How DJ Tunez Unites Afrobeat’s Old and New Schools
It’s an overcast Friday evening in early May, and Davido, the hottest young pop artist in Nigeria, is on his way to the Dolce Lounge in Elizabeth, New Jersey, for a gig. On Tuesday, the self-proclaimed “Omo Baba Olowo” — Yoruba for “son of a rich man” — realized he would be in New York for Ghana’s 58th Independence Day, so he messaged the only DJ in the region he trusted to throw a last-minute party, fill it with people and make sure those people dance until the club closed: Brooklyn’s 26-year-old DJ Tunez.
The doors open in less than an hour, and fans of both Davido and Tunez are currently driving from as far as away D.C. and Rhode Island, but the DJ himself is finishing an early gig at the Nigerian consulate. After crossing state lines, he’ll begin to play West Africa’s hottest club hits of the last few years; right now he’s keeping the mood light with the French-Nigerian singer-songwriter Aṣa and South African house trio Mi Casa. The event celebrates the release of a local professor’s self-help book for young girls.
“I also DJ’d her wedding and bridal shower,” Tunez says as he closes his laptop and heads toward the car. “That’s how I spread the music.”
Tunez was born Michael Baba Tunde Adeyinka in Brooklyn’s Long Island Hospital. His early music education followed a pattern he recalls as “everything African at home, everything else outside.” He learned to speak the Nigerian language Yoruba by listening to his father’s King Sunny Ade records, and when his parents sent him to boarding school in Africa, he caught up with the new sound coming out of their home country. “That’s when the rebirth of Afrobeat started,” Tunez says. “The music sounded so natural. When you heard it, you had to move.”
“When you heard Afrobeat, you had to move.” —DJ Tunez
“Afrobeat” originally referred to Fela Kuti’s polyrhythmic, big-band jazz-funk, but in the late 2000s and early 2010s, a new generation of artists began to apply the term to fresh combinations of hip-hop, dancehall, soca, EDM and local styles including the juju popularized by Ade and the Afrobeat of old. At the time, the genre’s biggest artist was D’Banj, a Nigerian singer who signed a deal with Kanye West’s G.O.O.D. Music in 2011 and reached the U.K. Top 10 with 2012’s “Oliver Twist.”

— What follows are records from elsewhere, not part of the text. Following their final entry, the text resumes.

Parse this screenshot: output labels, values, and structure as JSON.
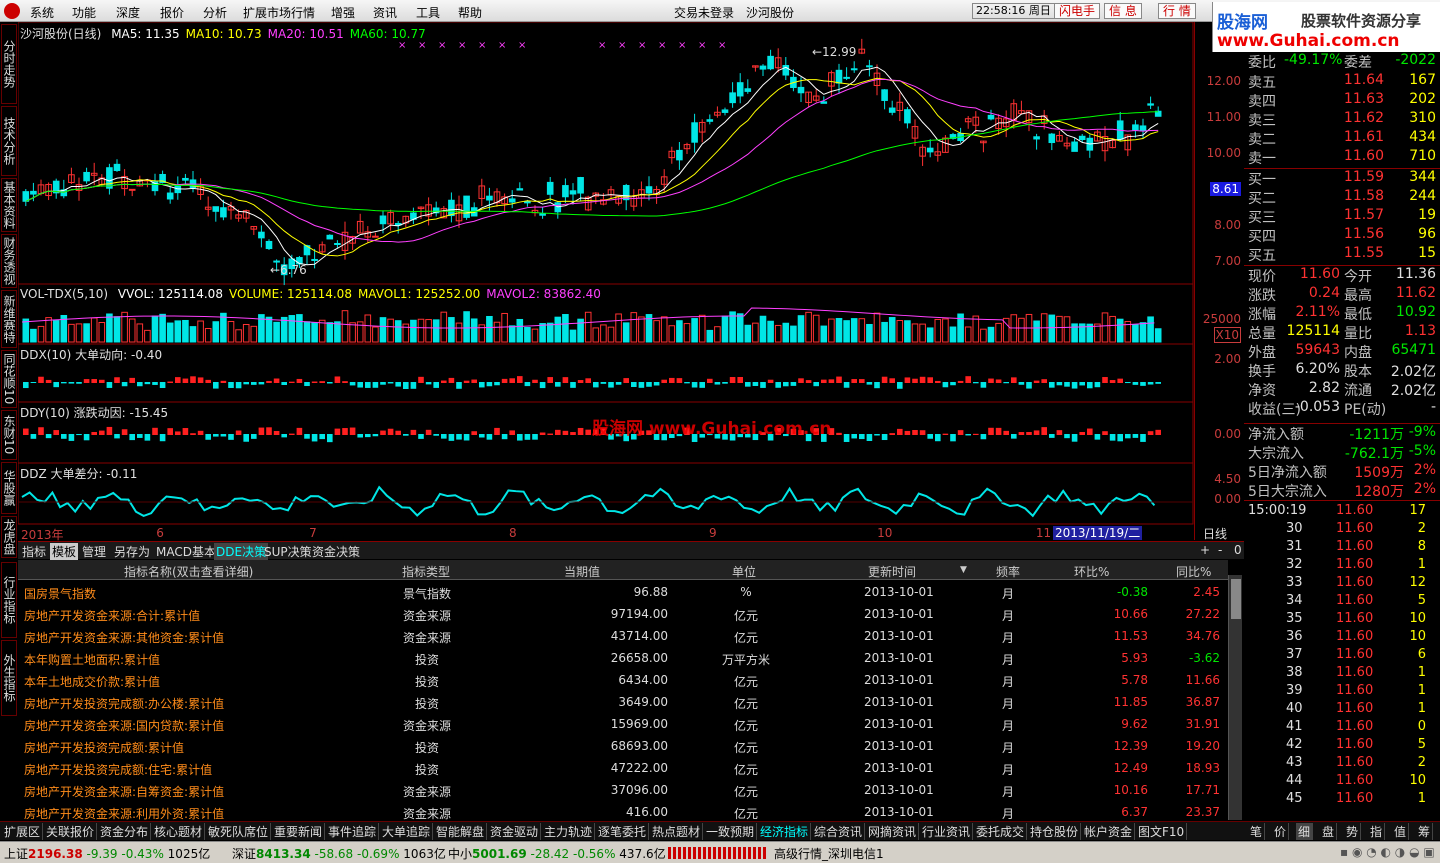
{
  "menu": {
    "items": [
      "系统",
      "功能",
      "深度",
      "报价",
      "分析",
      "扩展市场行情",
      "增强",
      "资讯",
      "工具",
      "帮助"
    ],
    "center1": "交易未登录",
    "center2": "沙河股份",
    "time": "22:58:16 周日",
    "btn1": "闪电手",
    "btn2": "信 息",
    "btn3": "行 情"
  },
  "brand": {
    "a": "股海网",
    "b": "股票软件资源分享",
    "c": "www.Guhai.com.cn"
  },
  "left_tabs": [
    "分时走势",
    "技术分析",
    "基本资料",
    "财务透视",
    "新维赛特",
    "同花顺10",
    "东财10",
    "华股赢家",
    "龙虎盘",
    "行业指标",
    "外生指标"
  ],
  "chart": {
    "title": "沙河股份(日线)",
    "ma": [
      {
        "label": "MA5: 11.35",
        "color": "#ffffff"
      },
      {
        "label": "MA10: 10.73",
        "color": "#ffff00"
      },
      {
        "label": "MA20: 10.51",
        "color": "#ff40ff"
      },
      {
        "label": "MA60: 10.77",
        "color": "#00ff00"
      }
    ],
    "high_label": "12.99",
    "low_label": "6.76",
    "cur_price_tag": "8.61",
    "price_ticks": [
      "12.00",
      "11.00",
      "10.00",
      "9.00",
      "8.00",
      "7.00"
    ],
    "vol_label": "VOL-TDX(5,10)",
    "vol_items": [
      {
        "t": "VVOL: 125114.08",
        "c": "#ffffff"
      },
      {
        "t": "VOLUME: 125114.08",
        "c": "#ffff00"
      },
      {
        "t": "MAVOL1: 125252.00",
        "c": "#ffff00"
      },
      {
        "t": "MAVOL2: 83862.40",
        "c": "#ff40ff"
      }
    ],
    "vol_tick": "25000",
    "vol_unit": "X10",
    "ddx": "DDX(10)",
    "ddx_sub": "大单动向: -0.40",
    "ddx_tick": "2.00",
    "ddy": "DDY(10)",
    "ddy_sub": "涨跌动因: -15.45",
    "ddy_tick": "0.00",
    "ddz": "DDZ",
    "ddz_sub": "大单差分: -0.11",
    "ddz_ticks": [
      "4.50",
      "0.00"
    ],
    "watermark": "股海网 www.Guhai.com.cn",
    "xaxis": [
      {
        "t": "2013年",
        "f": 0.0
      },
      {
        "t": "6",
        "f": 0.115
      },
      {
        "t": "7",
        "f": 0.245
      },
      {
        "t": "8",
        "f": 0.415
      },
      {
        "t": "9",
        "f": 0.585
      },
      {
        "t": "10",
        "f": 0.728
      },
      {
        "t": "11",
        "f": 0.863
      }
    ],
    "date_box": "2013/11/19/二",
    "period": "日线"
  },
  "quote": {
    "wb": {
      "l": "委比",
      "v": "-49.17%",
      "l2": "委差",
      "v2": "-2022"
    },
    "asks": [
      {
        "l": "卖五",
        "p": "11.64",
        "q": "167"
      },
      {
        "l": "卖四",
        "p": "11.63",
        "q": "202"
      },
      {
        "l": "卖三",
        "p": "11.62",
        "q": "310"
      },
      {
        "l": "卖二",
        "p": "11.61",
        "q": "434"
      },
      {
        "l": "卖一",
        "p": "11.60",
        "q": "710"
      }
    ],
    "bids": [
      {
        "l": "买一",
        "p": "11.59",
        "q": "344"
      },
      {
        "l": "买二",
        "p": "11.58",
        "q": "244"
      },
      {
        "l": "买三",
        "p": "11.57",
        "q": "19"
      },
      {
        "l": "买四",
        "p": "11.56",
        "q": "96"
      },
      {
        "l": "买五",
        "p": "11.55",
        "q": "15"
      }
    ],
    "stats": [
      {
        "l": "现价",
        "v": "11.60",
        "c": "red",
        "l2": "今开",
        "v2": "11.36",
        "c2": "wht"
      },
      {
        "l": "涨跌",
        "v": "0.24",
        "c": "red",
        "l2": "最高",
        "v2": "11.62",
        "c2": "red"
      },
      {
        "l": "涨幅",
        "v": "2.11%",
        "c": "red",
        "l2": "最低",
        "v2": "10.92",
        "c2": "green"
      },
      {
        "l": "总量",
        "v": "125114",
        "c": "yel",
        "l2": "量比",
        "v2": "1.13",
        "c2": "red"
      },
      {
        "l": "外盘",
        "v": "59643",
        "c": "red",
        "l2": "内盘",
        "v2": "65471",
        "c2": "green"
      },
      {
        "l": "换手",
        "v": "6.20%",
        "c": "wht",
        "l2": "股本",
        "v2": "2.02亿",
        "c2": "wht"
      },
      {
        "l": "净资",
        "v": "2.82",
        "c": "wht",
        "l2": "流通",
        "v2": "2.02亿",
        "c2": "wht"
      },
      {
        "l": "收益(三)",
        "v": "-0.053",
        "c": "wht",
        "l2": "PE(动)",
        "v2": "-",
        "c2": "wht"
      }
    ],
    "flows": [
      {
        "l": "净流入额",
        "v": "-1211万",
        "c": "green",
        "p": "-9%",
        "pc": "green"
      },
      {
        "l": "大宗流入",
        "v": "-762.1万",
        "c": "green",
        "p": "-5%",
        "pc": "green"
      },
      {
        "l": "5日净流入额",
        "v": "1509万",
        "c": "red",
        "p": "2%",
        "pc": "red"
      },
      {
        "l": "5日大宗流入",
        "v": "1280万",
        "c": "red",
        "p": "2%",
        "pc": "red"
      }
    ]
  },
  "ticks": [
    {
      "t": "15:00:19",
      "p": "11.60",
      "v": "17"
    },
    {
      "t": "30",
      "p": "11.60",
      "v": "2"
    },
    {
      "t": "31",
      "p": "11.60",
      "v": "8"
    },
    {
      "t": "32",
      "p": "11.60",
      "v": "1"
    },
    {
      "t": "33",
      "p": "11.60",
      "v": "12"
    },
    {
      "t": "34",
      "p": "11.60",
      "v": "5"
    },
    {
      "t": "35",
      "p": "11.60",
      "v": "10"
    },
    {
      "t": "36",
      "p": "11.60",
      "v": "10"
    },
    {
      "t": "37",
      "p": "11.60",
      "v": "6"
    },
    {
      "t": "38",
      "p": "11.60",
      "v": "1"
    },
    {
      "t": "39",
      "p": "11.60",
      "v": "1"
    },
    {
      "t": "40",
      "p": "11.60",
      "v": "1"
    },
    {
      "t": "41",
      "p": "11.60",
      "v": "0"
    },
    {
      "t": "42",
      "p": "11.60",
      "v": "5"
    },
    {
      "t": "43",
      "p": "11.60",
      "v": "2"
    },
    {
      "t": "44",
      "p": "11.60",
      "v": "10"
    },
    {
      "t": "45",
      "p": "11.60",
      "v": "1"
    }
  ],
  "tabs2": [
    "指标",
    "模板",
    "管理",
    "另存为",
    "MACD基本",
    "DDE决策",
    "SUP决策",
    "资金决策"
  ],
  "tabs2_right": [
    "+",
    "-",
    "0"
  ],
  "table": {
    "headers": [
      "指标名称(双击查看详细)",
      "指标类型",
      "当期值",
      "单位",
      "更新时间",
      "频率",
      "环比%",
      "同比%"
    ],
    "rows": [
      {
        "n": "国房景气指数",
        "t": "景气指数",
        "v": "96.88",
        "u": "%",
        "d": "2013-10-01",
        "f": "月",
        "h": "-0.38",
        "hc": "green",
        "y": "2.45",
        "yc": "red"
      },
      {
        "n": "房地产开发资金来源:合计:累计值",
        "t": "资金来源",
        "v": "97194.00",
        "u": "亿元",
        "d": "2013-10-01",
        "f": "月",
        "h": "10.66",
        "hc": "red",
        "y": "27.22",
        "yc": "red"
      },
      {
        "n": "房地产开发资金来源:其他资金:累计值",
        "t": "资金来源",
        "v": "43714.00",
        "u": "亿元",
        "d": "2013-10-01",
        "f": "月",
        "h": "11.53",
        "hc": "red",
        "y": "34.76",
        "yc": "red"
      },
      {
        "n": "本年购置土地面积:累计值",
        "t": "投资",
        "v": "26658.00",
        "u": "万平方米",
        "d": "2013-10-01",
        "f": "月",
        "h": "5.93",
        "hc": "red",
        "y": "-3.62",
        "yc": "green"
      },
      {
        "n": "本年土地成交价款:累计值",
        "t": "投资",
        "v": "6434.00",
        "u": "亿元",
        "d": "2013-10-01",
        "f": "月",
        "h": "5.78",
        "hc": "red",
        "y": "11.66",
        "yc": "red"
      },
      {
        "n": "房地产开发投资完成额:办公楼:累计值",
        "t": "投资",
        "v": "3649.00",
        "u": "亿元",
        "d": "2013-10-01",
        "f": "月",
        "h": "11.85",
        "hc": "red",
        "y": "36.87",
        "yc": "red"
      },
      {
        "n": "房地产开发资金来源:国内贷款:累计值",
        "t": "资金来源",
        "v": "15969.00",
        "u": "亿元",
        "d": "2013-10-01",
        "f": "月",
        "h": "9.62",
        "hc": "red",
        "y": "31.91",
        "yc": "red"
      },
      {
        "n": "房地产开发投资完成额:累计值",
        "t": "投资",
        "v": "68693.00",
        "u": "亿元",
        "d": "2013-10-01",
        "f": "月",
        "h": "12.39",
        "hc": "red",
        "y": "19.20",
        "yc": "red"
      },
      {
        "n": "房地产开发投资完成额:住宅:累计值",
        "t": "投资",
        "v": "47222.00",
        "u": "亿元",
        "d": "2013-10-01",
        "f": "月",
        "h": "12.49",
        "hc": "red",
        "y": "18.93",
        "yc": "red"
      },
      {
        "n": "房地产开发资金来源:自筹资金:累计值",
        "t": "资金来源",
        "v": "37096.00",
        "u": "亿元",
        "d": "2013-10-01",
        "f": "月",
        "h": "10.16",
        "hc": "red",
        "y": "17.71",
        "yc": "red"
      },
      {
        "n": "房地产开发资金来源:利用外资:累计值",
        "t": "资金来源",
        "v": "416.00",
        "u": "亿元",
        "d": "2013-10-01",
        "f": "月",
        "h": "6.37",
        "hc": "red",
        "y": "23.37",
        "yc": "red"
      }
    ]
  },
  "bottom_tabs": [
    "扩展区",
    "关联报价",
    "资金分布",
    "核心题材",
    "敏死队席位",
    "重要新闻",
    "事件追踪",
    "大单追踪",
    "智能解盘",
    "资金驱动",
    "主力轨迹",
    "逐笔委托",
    "热点题材",
    "一致预期",
    "经济指标",
    "综合资讯",
    "网摘资讯",
    "行业资讯",
    "委托成交",
    "持仓股份",
    "帐户资金",
    "图文F10"
  ],
  "bottom_right": [
    "笔",
    "价",
    "细",
    "盘",
    "势",
    "指",
    "值",
    "筹"
  ],
  "status": {
    "sh": {
      "l": "上证",
      "v": "2196.38",
      "c": "-9.39",
      "p": "-0.43%",
      "a": "1025亿"
    },
    "sz": {
      "l": "深证",
      "v": "8413.34",
      "c": "-58.68",
      "p": "-0.69%",
      "a": "1063亿"
    },
    "zx": {
      "l": "中小",
      "v": "5001.69",
      "c": "-28.42",
      "p": "-0.56%",
      "a": "437.6亿"
    },
    "server": "高级行情_深圳电信1"
  }
}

Back in the U.S., Tunez began DJ’ing in 2007 when his father asked for a hand selecting music at their church’s Christmas party. After he’d spent two years mixing African classics with teen hits like “Chicken Noodle Soup,” members of the congregation began to book him for outside events — everything from Sweet 16’s to 60th-birthday parties. “Older people were so shocked that I could play for them because I was a young guy,” says Tunez. “It was like, ‘How?'”
“That older community enjoys us just as much as the younger people,” says Thierry Lohier, Tunez’s friend and manager. “Some of these women will not go out unless DJ Tunez is playing, ’cause they want to hear their old music, they want to hear the new music and they want to hear some of it fused.”